TASK REQUIREMENTS: All lines in the entries below that hold "checked" make up the answer.

[Excerpts from an interface dataset]
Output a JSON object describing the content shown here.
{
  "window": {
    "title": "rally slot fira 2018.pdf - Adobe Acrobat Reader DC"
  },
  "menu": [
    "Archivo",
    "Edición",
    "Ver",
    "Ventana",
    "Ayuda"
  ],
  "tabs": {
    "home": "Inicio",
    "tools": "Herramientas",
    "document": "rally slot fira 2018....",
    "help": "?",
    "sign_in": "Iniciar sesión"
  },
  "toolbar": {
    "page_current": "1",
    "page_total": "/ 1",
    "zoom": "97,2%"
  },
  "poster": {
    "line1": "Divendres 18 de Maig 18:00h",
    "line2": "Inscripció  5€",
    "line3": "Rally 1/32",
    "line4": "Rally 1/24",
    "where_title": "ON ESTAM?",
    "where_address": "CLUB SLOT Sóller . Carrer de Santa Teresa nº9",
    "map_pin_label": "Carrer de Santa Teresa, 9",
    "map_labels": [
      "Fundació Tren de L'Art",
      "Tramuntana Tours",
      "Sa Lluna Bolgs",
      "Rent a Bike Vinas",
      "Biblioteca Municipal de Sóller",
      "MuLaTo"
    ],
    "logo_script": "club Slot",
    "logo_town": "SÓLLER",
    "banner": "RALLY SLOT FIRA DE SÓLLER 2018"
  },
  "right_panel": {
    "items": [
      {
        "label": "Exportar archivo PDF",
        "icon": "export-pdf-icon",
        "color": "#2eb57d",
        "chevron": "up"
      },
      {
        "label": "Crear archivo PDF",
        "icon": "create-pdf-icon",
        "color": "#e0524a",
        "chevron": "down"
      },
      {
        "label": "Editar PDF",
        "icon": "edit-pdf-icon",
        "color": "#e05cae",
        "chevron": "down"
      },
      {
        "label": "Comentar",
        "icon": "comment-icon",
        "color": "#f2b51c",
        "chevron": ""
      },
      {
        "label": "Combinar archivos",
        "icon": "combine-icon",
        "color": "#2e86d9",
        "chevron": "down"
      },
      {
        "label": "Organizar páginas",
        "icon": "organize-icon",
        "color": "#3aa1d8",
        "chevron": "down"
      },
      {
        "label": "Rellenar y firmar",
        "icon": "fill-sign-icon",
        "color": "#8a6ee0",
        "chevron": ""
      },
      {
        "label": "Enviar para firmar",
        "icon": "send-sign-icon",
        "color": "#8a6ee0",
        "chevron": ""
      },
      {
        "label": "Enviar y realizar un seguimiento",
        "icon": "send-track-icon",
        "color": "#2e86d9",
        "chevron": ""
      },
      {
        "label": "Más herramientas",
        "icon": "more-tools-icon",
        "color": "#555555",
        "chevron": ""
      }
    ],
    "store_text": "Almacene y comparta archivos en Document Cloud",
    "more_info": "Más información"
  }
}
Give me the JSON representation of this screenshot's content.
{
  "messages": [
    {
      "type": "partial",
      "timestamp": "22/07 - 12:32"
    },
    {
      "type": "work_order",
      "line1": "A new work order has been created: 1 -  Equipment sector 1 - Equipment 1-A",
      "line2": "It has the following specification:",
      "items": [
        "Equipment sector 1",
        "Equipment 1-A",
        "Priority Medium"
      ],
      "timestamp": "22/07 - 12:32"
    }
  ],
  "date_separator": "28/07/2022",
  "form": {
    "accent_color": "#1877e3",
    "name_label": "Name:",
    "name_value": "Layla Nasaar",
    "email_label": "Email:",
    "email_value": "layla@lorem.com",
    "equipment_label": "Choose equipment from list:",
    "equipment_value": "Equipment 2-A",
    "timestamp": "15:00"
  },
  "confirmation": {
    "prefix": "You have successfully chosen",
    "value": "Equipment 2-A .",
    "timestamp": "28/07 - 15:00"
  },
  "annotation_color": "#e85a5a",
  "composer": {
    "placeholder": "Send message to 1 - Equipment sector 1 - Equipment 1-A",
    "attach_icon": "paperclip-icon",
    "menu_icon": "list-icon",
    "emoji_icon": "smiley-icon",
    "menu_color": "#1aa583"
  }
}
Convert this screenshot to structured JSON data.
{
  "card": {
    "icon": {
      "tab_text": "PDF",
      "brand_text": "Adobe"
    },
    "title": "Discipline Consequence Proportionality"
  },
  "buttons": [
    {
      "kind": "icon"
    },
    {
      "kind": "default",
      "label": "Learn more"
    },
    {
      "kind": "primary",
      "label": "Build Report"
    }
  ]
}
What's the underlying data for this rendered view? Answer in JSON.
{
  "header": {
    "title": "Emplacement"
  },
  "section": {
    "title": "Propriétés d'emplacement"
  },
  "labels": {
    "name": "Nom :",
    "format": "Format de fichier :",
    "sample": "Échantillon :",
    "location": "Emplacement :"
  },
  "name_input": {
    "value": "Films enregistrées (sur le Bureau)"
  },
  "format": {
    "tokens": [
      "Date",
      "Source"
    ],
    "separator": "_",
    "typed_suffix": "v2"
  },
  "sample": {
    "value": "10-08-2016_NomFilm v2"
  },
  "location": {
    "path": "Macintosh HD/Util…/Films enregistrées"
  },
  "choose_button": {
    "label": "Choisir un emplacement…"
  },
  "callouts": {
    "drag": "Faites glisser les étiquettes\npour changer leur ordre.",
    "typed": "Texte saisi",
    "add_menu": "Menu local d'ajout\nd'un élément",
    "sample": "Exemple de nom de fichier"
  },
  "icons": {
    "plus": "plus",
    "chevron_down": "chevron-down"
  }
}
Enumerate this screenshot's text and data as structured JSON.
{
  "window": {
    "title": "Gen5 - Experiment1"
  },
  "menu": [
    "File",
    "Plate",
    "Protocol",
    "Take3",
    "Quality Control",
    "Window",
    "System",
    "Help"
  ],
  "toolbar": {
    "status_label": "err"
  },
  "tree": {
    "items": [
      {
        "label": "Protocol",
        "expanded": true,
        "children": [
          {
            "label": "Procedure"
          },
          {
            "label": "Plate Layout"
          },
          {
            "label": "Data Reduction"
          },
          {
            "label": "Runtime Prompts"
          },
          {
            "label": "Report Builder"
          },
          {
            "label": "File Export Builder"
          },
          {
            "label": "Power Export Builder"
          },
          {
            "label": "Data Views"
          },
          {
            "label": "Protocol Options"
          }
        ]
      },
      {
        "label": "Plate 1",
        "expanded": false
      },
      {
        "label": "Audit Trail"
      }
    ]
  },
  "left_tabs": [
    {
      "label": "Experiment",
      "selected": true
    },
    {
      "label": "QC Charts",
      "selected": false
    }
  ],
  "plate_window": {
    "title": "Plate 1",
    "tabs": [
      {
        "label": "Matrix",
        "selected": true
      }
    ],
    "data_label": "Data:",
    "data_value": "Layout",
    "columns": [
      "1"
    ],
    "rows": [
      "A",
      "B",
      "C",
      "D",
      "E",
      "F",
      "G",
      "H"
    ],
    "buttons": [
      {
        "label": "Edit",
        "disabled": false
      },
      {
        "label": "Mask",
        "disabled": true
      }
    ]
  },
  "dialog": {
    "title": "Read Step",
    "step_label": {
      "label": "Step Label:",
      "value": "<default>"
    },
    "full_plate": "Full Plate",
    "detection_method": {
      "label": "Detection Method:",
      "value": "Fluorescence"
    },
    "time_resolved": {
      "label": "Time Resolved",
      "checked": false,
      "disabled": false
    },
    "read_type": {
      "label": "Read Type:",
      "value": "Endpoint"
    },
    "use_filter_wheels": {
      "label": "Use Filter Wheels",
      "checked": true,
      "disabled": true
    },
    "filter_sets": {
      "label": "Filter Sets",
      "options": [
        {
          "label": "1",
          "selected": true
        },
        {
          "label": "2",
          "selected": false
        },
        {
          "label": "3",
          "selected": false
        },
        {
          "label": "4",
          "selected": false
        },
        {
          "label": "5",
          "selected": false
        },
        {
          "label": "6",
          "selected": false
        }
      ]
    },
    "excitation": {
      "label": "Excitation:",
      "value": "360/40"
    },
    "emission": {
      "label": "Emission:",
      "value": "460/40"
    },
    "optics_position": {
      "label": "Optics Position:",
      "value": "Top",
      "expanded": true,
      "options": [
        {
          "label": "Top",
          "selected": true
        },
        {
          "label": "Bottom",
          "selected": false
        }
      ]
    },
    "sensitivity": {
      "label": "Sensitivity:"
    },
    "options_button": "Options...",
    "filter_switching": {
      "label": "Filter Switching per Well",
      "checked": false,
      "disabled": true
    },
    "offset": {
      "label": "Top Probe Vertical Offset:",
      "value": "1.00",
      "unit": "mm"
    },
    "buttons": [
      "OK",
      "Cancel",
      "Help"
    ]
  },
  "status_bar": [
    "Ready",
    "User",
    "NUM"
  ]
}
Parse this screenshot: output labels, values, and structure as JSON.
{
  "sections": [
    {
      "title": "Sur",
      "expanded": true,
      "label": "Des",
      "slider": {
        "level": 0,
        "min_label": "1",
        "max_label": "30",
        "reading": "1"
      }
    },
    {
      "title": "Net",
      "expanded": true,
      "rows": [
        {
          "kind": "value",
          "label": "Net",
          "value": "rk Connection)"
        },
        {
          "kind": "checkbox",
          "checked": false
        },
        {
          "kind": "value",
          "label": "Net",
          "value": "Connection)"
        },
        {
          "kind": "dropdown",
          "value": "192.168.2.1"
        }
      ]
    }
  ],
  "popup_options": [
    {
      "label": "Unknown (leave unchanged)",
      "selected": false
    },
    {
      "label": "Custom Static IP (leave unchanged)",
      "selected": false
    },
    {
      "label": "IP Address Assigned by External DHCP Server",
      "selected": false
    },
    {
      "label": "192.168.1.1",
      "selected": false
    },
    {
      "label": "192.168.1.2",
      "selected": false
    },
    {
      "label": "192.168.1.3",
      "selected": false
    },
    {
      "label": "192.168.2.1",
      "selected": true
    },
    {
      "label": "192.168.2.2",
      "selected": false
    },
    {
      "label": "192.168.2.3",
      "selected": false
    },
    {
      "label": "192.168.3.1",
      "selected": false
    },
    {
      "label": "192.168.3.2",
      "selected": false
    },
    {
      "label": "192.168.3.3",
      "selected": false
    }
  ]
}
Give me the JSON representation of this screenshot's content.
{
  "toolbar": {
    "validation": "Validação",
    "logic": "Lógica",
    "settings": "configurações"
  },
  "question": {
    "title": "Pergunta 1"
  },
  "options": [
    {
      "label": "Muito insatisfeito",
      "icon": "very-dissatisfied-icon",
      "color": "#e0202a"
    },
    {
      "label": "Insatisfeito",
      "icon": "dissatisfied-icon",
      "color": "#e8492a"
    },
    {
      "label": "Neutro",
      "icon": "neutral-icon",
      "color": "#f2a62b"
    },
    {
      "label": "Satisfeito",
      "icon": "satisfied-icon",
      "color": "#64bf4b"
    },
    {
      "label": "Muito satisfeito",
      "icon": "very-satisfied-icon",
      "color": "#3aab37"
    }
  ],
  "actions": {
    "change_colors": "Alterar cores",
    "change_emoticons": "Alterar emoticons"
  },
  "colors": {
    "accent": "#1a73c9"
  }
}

WRITTEN REPLY:
      "checked": false,
      "checked": true,
      "checked": false,
          "checked": false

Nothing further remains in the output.